** WHAT TO WORK ON **
If a line in the listing below contains "this", return that line.

** DATA TO EXAMINE **
+-------+
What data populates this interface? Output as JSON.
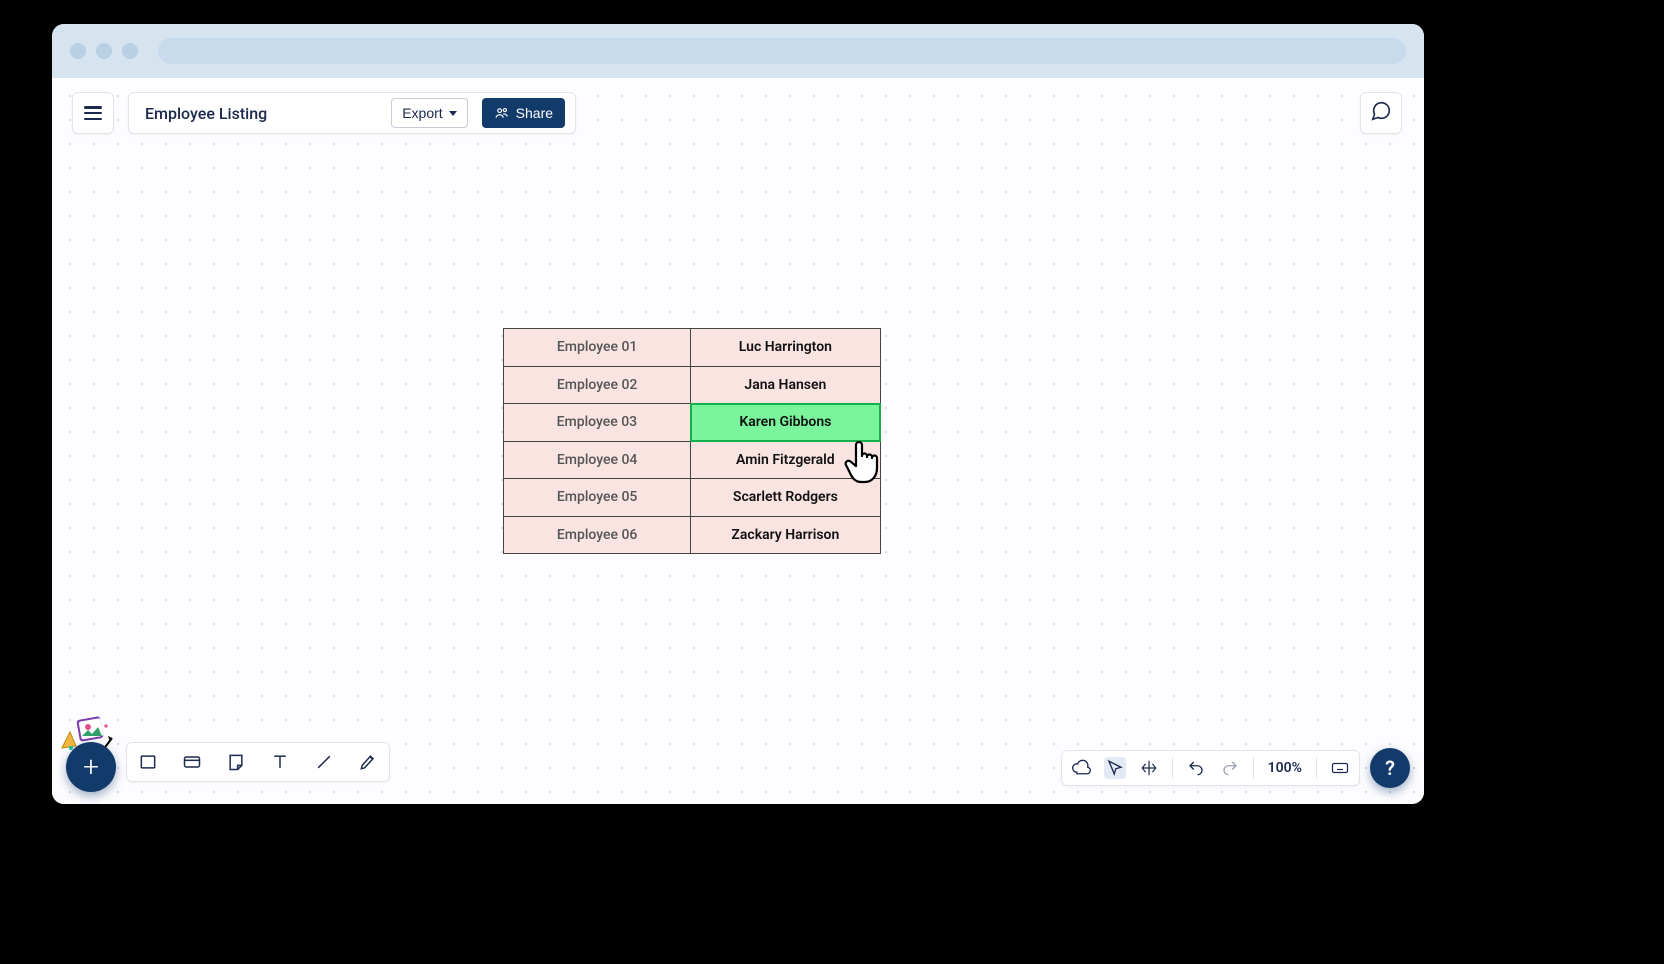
{
  "document": {
    "title": "Employee Listing"
  },
  "toolbar": {
    "export_label": "Export",
    "share_label": "Share"
  },
  "table": {
    "rows": [
      {
        "label": "Employee 01",
        "name": "Luc Harrington"
      },
      {
        "label": "Employee 02",
        "name": "Jana Hansen"
      },
      {
        "label": "Employee 03",
        "name": "Karen Gibbons"
      },
      {
        "label": "Employee 04",
        "name": "Amin Fitzgerald"
      },
      {
        "label": "Employee 05",
        "name": "Scarlett Rodgers"
      },
      {
        "label": "Employee 06",
        "name": "Zackary Harrison"
      }
    ],
    "highlighted_index": 2
  },
  "zoom": {
    "label": "100%"
  },
  "help": {
    "label": "?"
  }
}
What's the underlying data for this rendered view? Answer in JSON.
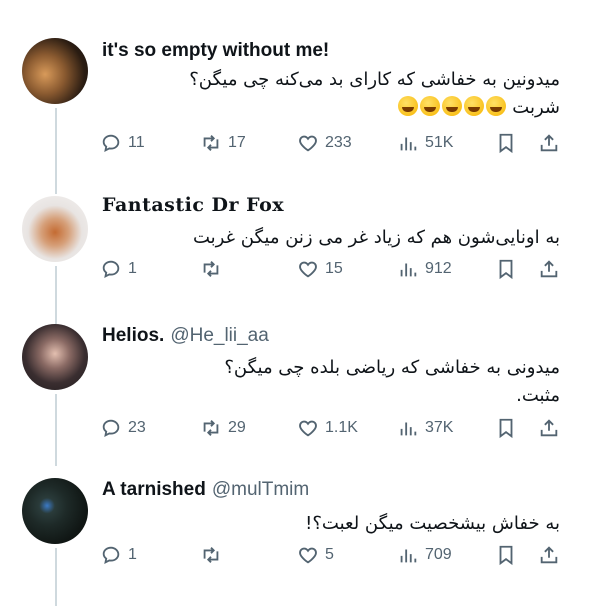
{
  "tweets": [
    {
      "name": "it's so empty without me!",
      "handle": "",
      "text": "میدونین به خفاشی که کارای بد می‌کنه چی میگن؟",
      "text2": "شربت",
      "emoji_count": 5,
      "emoji": "rolling-on-floor-laughing",
      "stats": {
        "replies": "11",
        "retweets": "17",
        "likes": "233",
        "views": "51K"
      }
    },
    {
      "name": "Fantastic Dr Fox",
      "handle": "",
      "text": "به اونایی‌شون هم که زیاد غر می زنن میگن غربت",
      "stats": {
        "replies": "1",
        "retweets": "",
        "likes": "15",
        "views": "912"
      }
    },
    {
      "name": "Helios.",
      "handle": "@He_lii_aa",
      "text": "میدونی به خفاشی که ریاضی بلده چی میگن؟",
      "text2": "مثبت.",
      "stats": {
        "replies": "23",
        "retweets": "29",
        "likes": "1.1K",
        "views": "37K"
      }
    },
    {
      "name": "A tarnished",
      "handle": "@mulTmim",
      "text": "به خفاش بیشخصیت میگن لعبت؟!",
      "stats": {
        "replies": "1",
        "retweets": "",
        "likes": "5",
        "views": "709"
      }
    }
  ],
  "icons": {
    "reply": "reply-icon",
    "retweet": "retweet-icon",
    "like": "heart-icon",
    "views": "views-icon",
    "bookmark": "bookmark-icon",
    "share": "share-icon"
  },
  "colors": {
    "muted": "#536471",
    "thread_line": "#cfd9de",
    "text": "#0f1419"
  }
}
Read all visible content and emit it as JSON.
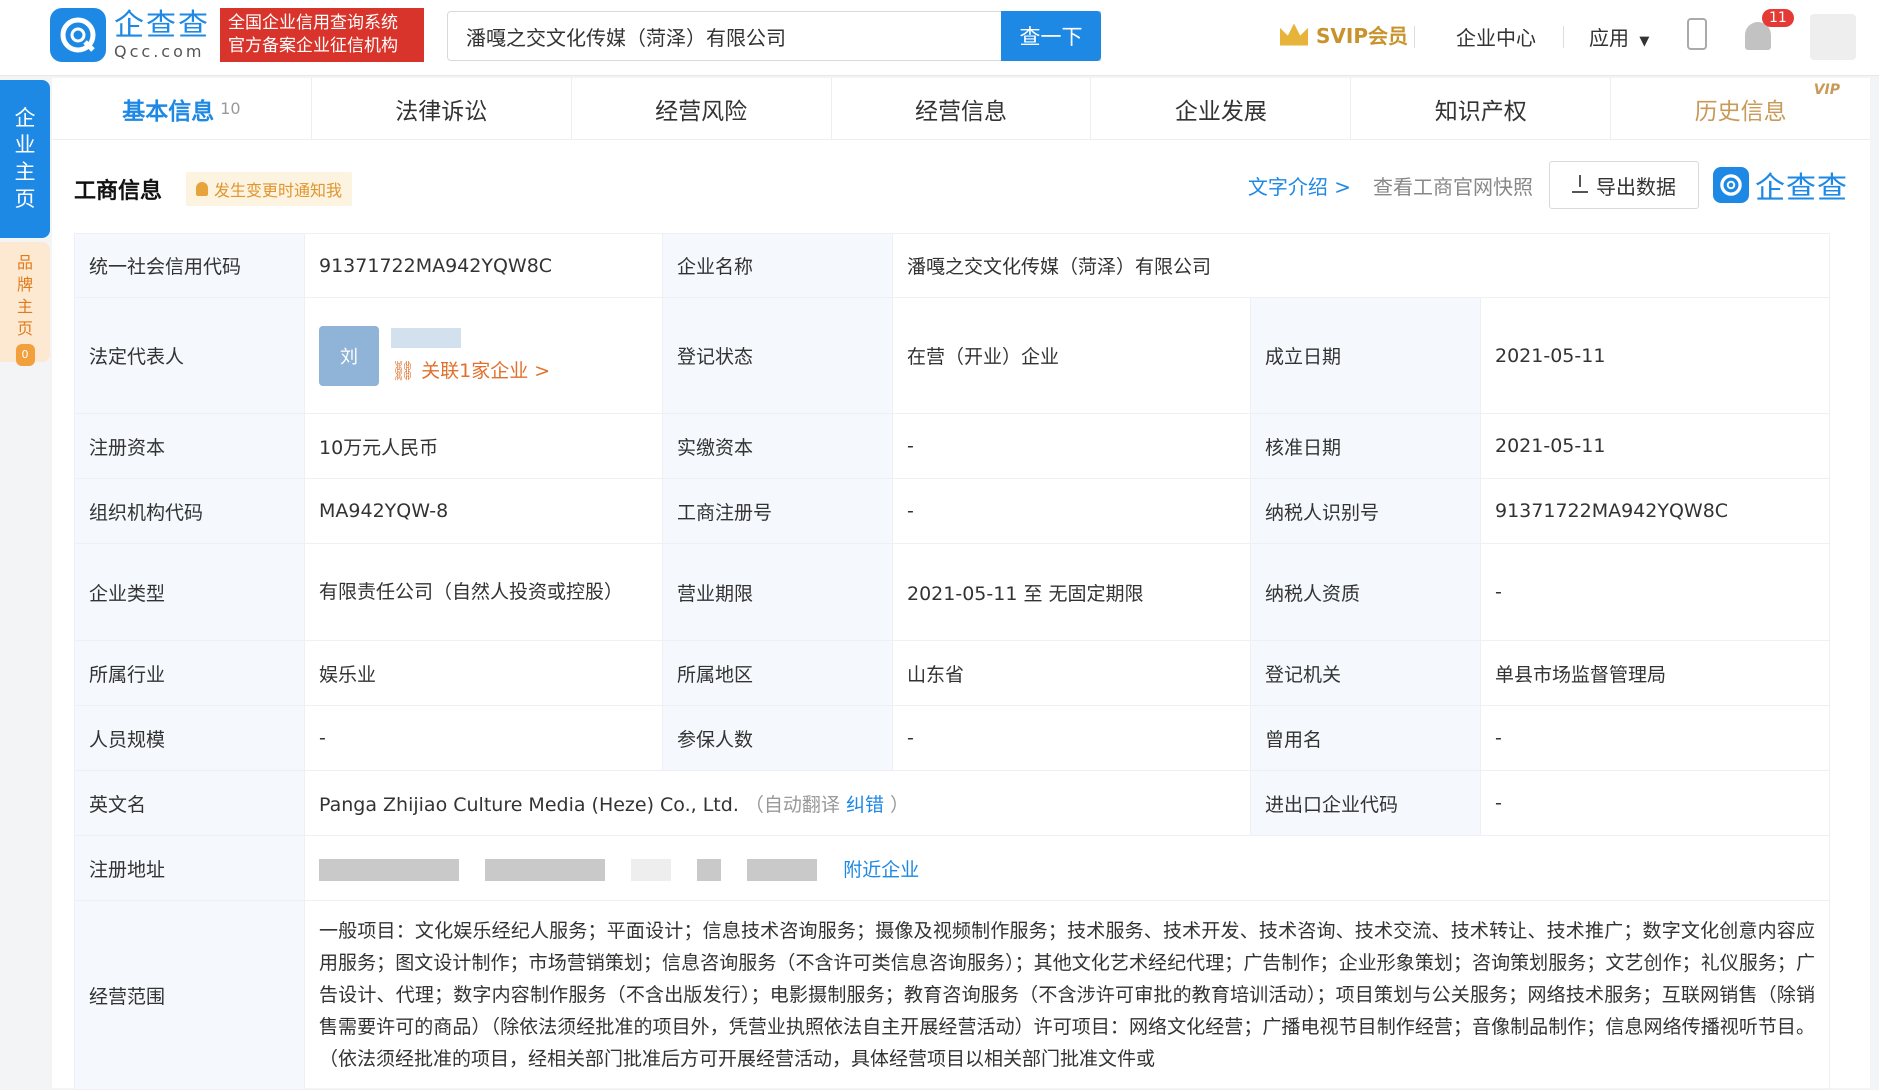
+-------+
** RESPONSE TO THE TASK **
What data populates this interface? Output as JSON.
What's the underlying data for this rendered view? Answer in JSON.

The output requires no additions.